Instructions for the task: Reproduce the entire listing below verbatim.

Data in this exercise:
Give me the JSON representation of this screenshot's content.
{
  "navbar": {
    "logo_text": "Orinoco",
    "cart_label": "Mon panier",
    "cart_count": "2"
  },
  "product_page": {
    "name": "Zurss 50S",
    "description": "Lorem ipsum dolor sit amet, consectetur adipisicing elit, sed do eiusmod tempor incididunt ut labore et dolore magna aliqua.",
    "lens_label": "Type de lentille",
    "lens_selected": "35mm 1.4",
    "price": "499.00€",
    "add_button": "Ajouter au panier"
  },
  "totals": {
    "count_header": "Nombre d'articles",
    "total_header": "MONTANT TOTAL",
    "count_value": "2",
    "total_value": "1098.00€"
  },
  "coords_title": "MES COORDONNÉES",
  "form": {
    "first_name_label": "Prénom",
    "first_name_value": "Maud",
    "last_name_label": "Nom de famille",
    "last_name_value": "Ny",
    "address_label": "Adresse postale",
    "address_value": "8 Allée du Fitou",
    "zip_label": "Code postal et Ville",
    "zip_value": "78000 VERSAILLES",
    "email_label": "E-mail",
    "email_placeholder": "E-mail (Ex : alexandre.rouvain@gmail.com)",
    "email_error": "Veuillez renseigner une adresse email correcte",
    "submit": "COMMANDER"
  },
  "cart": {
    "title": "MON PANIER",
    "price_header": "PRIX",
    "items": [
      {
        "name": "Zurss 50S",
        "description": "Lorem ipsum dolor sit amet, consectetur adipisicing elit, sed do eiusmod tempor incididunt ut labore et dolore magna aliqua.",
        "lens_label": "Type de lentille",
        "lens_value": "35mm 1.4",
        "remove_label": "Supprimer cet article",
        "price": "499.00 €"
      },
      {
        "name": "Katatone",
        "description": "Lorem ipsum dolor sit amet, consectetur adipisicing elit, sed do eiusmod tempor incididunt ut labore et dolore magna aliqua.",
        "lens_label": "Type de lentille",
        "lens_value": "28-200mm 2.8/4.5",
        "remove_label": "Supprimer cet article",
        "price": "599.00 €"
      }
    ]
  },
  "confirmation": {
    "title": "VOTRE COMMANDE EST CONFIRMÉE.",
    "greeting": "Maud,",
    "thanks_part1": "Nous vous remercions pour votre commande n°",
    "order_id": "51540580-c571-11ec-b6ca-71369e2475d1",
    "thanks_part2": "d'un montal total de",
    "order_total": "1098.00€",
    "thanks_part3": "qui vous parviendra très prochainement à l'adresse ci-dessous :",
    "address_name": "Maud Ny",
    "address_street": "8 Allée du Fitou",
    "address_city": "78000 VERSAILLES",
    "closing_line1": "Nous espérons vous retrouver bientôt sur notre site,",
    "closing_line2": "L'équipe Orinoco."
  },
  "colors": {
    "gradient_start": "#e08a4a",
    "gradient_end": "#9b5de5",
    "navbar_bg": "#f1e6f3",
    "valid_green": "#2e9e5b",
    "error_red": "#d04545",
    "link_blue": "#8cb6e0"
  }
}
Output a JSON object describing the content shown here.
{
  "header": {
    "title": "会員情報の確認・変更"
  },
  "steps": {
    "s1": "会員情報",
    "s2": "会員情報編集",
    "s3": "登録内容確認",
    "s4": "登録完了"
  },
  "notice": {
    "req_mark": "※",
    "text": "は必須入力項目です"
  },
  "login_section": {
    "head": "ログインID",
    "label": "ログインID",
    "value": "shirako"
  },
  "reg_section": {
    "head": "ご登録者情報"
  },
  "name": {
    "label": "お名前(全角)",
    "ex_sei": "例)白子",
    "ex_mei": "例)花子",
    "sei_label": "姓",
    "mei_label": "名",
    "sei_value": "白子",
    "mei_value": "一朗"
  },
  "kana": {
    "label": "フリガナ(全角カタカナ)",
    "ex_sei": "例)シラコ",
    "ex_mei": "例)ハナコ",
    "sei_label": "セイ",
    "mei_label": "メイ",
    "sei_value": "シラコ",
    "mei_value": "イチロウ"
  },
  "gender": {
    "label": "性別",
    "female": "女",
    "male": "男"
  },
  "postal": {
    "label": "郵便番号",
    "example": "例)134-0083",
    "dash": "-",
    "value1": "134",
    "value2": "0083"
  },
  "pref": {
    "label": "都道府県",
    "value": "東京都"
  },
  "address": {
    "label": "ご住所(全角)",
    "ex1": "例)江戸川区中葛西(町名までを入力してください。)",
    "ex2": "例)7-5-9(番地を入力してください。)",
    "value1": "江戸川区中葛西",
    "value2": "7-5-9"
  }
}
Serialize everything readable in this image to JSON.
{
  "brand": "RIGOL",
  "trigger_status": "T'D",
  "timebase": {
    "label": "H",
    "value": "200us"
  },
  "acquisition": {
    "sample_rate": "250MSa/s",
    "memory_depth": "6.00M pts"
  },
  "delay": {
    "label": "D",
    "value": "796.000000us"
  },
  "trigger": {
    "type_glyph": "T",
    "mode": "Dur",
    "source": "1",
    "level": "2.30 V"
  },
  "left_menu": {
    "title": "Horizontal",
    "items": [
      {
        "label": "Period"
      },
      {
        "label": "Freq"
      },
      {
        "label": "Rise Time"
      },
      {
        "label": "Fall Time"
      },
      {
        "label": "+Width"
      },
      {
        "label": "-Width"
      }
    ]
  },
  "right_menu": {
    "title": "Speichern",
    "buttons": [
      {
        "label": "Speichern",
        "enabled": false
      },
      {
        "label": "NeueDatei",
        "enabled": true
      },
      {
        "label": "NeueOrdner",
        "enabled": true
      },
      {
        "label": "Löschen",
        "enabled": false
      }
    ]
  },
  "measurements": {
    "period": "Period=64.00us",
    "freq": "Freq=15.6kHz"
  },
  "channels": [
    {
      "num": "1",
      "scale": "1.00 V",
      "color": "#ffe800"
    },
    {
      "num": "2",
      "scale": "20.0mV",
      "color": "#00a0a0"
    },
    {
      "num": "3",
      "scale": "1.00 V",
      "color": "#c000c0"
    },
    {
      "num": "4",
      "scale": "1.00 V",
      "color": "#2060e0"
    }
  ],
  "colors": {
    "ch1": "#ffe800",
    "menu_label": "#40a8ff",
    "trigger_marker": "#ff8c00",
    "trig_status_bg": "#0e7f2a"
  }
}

Result of this task:
Give me the JSON representation of this screenshot's content.
{
  "navbar": {
    "logo_text": "Orinoco",
    "cart_label": "Mon panier",
    "cart_count": "2"
  },
  "product_page": {
    "name": "Zurss 50S",
    "description": "Lorem ipsum dolor sit amet, consectetur adipisicing elit, sed do eiusmod tempor incididunt ut labore et dolore magna aliqua.",
    "lens_label": "Type de lentille",
    "lens_selected": "35mm 1.4",
    "price": "499.00€",
    "add_button": "Ajouter au panier"
  },
  "totals": {
    "count_header": "Nombre d'articles",
    "total_header": "MONTANT TOTAL",
    "count_value": "2",
    "total_value": "1098.00€"
  },
  "coords_title": "MES COORDONNÉES",
  "form": {
    "first_name_label": "Prénom",
    "first_name_value": "Maud",
    "last_name_label": "Nom de famille",
    "last_name_value": "Ny",
    "address_label": "Adresse postale",
    "address_value": "8 Allée du Fitou",
    "zip_label": "Code postal et Ville",
    "zip_value": "78000 VERSAILLES",
    "email_label": "E-mail",
    "email_placeholder": "E-mail (Ex : alexandre.rouvain@gmail.com)",
    "email_error": "Veuillez renseigner une adresse email correcte",
    "submit": "COMMANDER"
  },
  "cart": {
    "title": "MON PANIER",
    "price_header": "PRIX",
    "items": [
      {
        "name": "Zurss 50S",
        "description": "Lorem ipsum dolor sit amet, consectetur adipisicing elit, sed do eiusmod tempor incididunt ut labore et dolore magna aliqua.",
        "lens_label": "Type de lentille",
        "lens_value": "35mm 1.4",
        "remove_label": "Supprimer cet article",
        "price": "499.00 €"
      },
      {
        "name": "Katatone",
        "description": "Lorem ipsum dolor sit amet, consectetur adipisicing elit, sed do eiusmod tempor incididunt ut labore et dolore magna aliqua.",
        "lens_label": "Type de lentille",
        "lens_value": "28-200mm 2.8/4.5",
        "remove_label": "Supprimer cet article",
        "price": "599.00 €"
      }
    ]
  },
  "confirmation": {
    "title": "VOTRE COMMANDE EST CONFIRMÉE.",
    "greeting": "Maud,",
    "thanks_part1": "Nous vous remercions pour votre commande n°",
    "order_id": "51540580-c571-11ec-b6ca-71369e2475d1",
    "thanks_part2": "d'un montal total de",
    "order_total": "1098.00€",
    "thanks_part3": "qui vous parviendra très prochainement à l'adresse ci-dessous :",
    "address_name": "Maud Ny",
    "address_street": "8 Allée du Fitou",
    "address_city": "78000 VERSAILLES",
    "closing_line1": "Nous espérons vous retrouver bientôt sur notre site,",
    "closing_line2": "L'équipe Orinoco."
  },
  "colors": {
    "gradient_start": "#e08a4a",
    "gradient_end": "#9b5de5",
    "navbar_bg": "#f1e6f3",
    "valid_green": "#2e9e5b",
    "error_red": "#d04545",
    "link_blue": "#8cb6e0"
  }
}
Output a JSON object describing the content shown here.
{
  "header": {
    "title": "会員情報の確認・変更"
  },
  "steps": {
    "s1": "会員情報",
    "s2": "会員情報編集",
    "s3": "登録内容確認",
    "s4": "登録完了"
  },
  "notice": {
    "req_mark": "※",
    "text": "は必須入力項目です"
  },
  "login_section": {
    "head": "ログインID",
    "label": "ログインID",
    "value": "shirako"
  },
  "reg_section": {
    "head": "ご登録者情報"
  },
  "name": {
    "label": "お名前(全角)",
    "ex_sei": "例)白子",
    "ex_mei": "例)花子",
    "sei_label": "姓",
    "mei_label": "名",
    "sei_value": "白子",
    "mei_value": "一朗"
  },
  "kana": {
    "label": "フリガナ(全角カタカナ)",
    "ex_sei": "例)シラコ",
    "ex_mei": "例)ハナコ",
    "sei_label": "セイ",
    "mei_label": "メイ",
    "sei_value": "シラコ",
    "mei_value": "イチロウ"
  },
  "gender": {
    "label": "性別",
    "female": "女",
    "male": "男"
  },
  "postal": {
    "label": "郵便番号",
    "example": "例)134-0083",
    "dash": "-",
    "value1": "134",
    "value2": "0083"
  },
  "pref": {
    "label": "都道府県",
    "value": "東京都"
  },
  "address": {
    "label": "ご住所(全角)",
    "ex1": "例)江戸川区中葛西(町名までを入力してください。)",
    "ex2": "例)7-5-9(番地を入力してください。)",
    "value1": "江戸川区中葛西",
    "value2": "7-5-9"
  }
}
Serialize everything readable in this image to JSON.
{
  "brand": "RIGOL",
  "trigger_status": "T'D",
  "timebase": {
    "label": "H",
    "value": "200us"
  },
  "acquisition": {
    "sample_rate": "250MSa/s",
    "memory_depth": "6.00M pts"
  },
  "delay": {
    "label": "D",
    "value": "796.000000us"
  },
  "trigger": {
    "type_glyph": "T",
    "mode": "Dur",
    "source": "1",
    "level": "2.30 V"
  },
  "left_menu": {
    "title": "Horizontal",
    "items": [
      {
        "label": "Period"
      },
      {
        "label": "Freq"
      },
      {
        "label": "Rise Time"
      },
      {
        "label": "Fall Time"
      },
      {
        "label": "+Width"
      },
      {
        "label": "-Width"
      }
    ]
  },
  "right_menu": {
    "title": "Speichern",
    "buttons": [
      {
        "label": "Speichern",
        "enabled": false
      },
      {
        "label": "NeueDatei",
        "enabled": true
      },
      {
        "label": "NeueOrdner",
        "enabled": true
      },
      {
        "label": "Löschen",
        "enabled": false
      }
    ]
  },
  "measurements": {
    "period": "Period=64.00us",
    "freq": "Freq=15.6kHz"
  },
  "channels": [
    {
      "num": "1",
      "scale": "1.00 V",
      "color": "#ffe800"
    },
    {
      "num": "2",
      "scale": "20.0mV",
      "color": "#00a0a0"
    },
    {
      "num": "3",
      "scale": "1.00 V",
      "color": "#c000c0"
    },
    {
      "num": "4",
      "scale": "1.00 V",
      "color": "#2060e0"
    }
  ],
  "colors": {
    "ch1": "#ffe800",
    "menu_label": "#40a8ff",
    "trigger_marker": "#ff8c00",
    "trig_status_bg": "#0e7f2a"
  }
}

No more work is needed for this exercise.